(Data about app and page elements)

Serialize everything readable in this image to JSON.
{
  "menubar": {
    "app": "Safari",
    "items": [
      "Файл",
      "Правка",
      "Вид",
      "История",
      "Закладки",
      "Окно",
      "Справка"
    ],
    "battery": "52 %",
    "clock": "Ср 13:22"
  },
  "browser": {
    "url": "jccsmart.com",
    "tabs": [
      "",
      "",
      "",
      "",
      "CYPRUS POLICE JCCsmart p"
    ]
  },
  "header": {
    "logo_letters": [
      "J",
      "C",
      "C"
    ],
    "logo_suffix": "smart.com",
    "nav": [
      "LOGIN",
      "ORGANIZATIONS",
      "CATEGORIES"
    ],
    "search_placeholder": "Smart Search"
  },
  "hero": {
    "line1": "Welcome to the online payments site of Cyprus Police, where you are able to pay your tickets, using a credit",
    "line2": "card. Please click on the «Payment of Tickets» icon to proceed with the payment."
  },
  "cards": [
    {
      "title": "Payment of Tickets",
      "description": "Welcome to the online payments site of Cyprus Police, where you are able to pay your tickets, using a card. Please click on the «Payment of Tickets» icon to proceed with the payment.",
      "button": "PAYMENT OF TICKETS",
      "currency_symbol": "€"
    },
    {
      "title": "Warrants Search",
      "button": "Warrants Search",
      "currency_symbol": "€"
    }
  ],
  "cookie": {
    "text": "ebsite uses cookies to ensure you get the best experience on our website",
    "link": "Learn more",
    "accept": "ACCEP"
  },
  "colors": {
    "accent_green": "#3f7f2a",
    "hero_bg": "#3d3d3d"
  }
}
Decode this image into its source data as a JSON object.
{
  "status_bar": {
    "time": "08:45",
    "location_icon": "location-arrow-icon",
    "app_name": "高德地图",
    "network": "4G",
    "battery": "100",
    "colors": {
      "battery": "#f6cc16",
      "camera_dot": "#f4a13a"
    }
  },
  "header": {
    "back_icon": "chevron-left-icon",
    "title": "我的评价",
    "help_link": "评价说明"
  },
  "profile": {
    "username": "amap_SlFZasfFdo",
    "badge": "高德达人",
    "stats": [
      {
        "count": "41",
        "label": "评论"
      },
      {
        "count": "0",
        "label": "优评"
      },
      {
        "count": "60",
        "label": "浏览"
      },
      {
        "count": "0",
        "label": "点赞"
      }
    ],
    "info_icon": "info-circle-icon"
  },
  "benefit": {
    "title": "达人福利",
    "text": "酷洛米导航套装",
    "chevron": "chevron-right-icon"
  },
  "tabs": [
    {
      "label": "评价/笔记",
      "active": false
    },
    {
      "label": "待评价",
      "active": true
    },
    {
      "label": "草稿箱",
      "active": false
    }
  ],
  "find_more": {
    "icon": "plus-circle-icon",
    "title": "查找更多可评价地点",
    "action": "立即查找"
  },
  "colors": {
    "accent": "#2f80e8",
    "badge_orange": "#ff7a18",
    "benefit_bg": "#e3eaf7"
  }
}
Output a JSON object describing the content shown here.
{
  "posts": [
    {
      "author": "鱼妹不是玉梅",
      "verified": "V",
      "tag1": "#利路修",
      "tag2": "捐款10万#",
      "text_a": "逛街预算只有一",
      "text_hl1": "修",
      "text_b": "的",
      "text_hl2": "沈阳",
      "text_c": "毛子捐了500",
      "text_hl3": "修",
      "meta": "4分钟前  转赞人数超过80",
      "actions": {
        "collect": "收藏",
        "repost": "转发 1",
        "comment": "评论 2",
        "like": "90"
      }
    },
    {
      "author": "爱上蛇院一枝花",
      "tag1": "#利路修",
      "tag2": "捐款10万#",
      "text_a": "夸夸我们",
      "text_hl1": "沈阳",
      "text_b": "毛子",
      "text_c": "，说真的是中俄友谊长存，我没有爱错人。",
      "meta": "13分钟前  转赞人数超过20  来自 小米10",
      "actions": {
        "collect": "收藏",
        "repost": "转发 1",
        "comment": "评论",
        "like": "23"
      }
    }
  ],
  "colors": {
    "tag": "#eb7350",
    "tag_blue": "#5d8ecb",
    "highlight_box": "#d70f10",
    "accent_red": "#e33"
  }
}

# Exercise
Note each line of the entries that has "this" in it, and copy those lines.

# Reply to the task
Serialize everything readable in this image to JSON.
Decode this image into its source data as a JSON object.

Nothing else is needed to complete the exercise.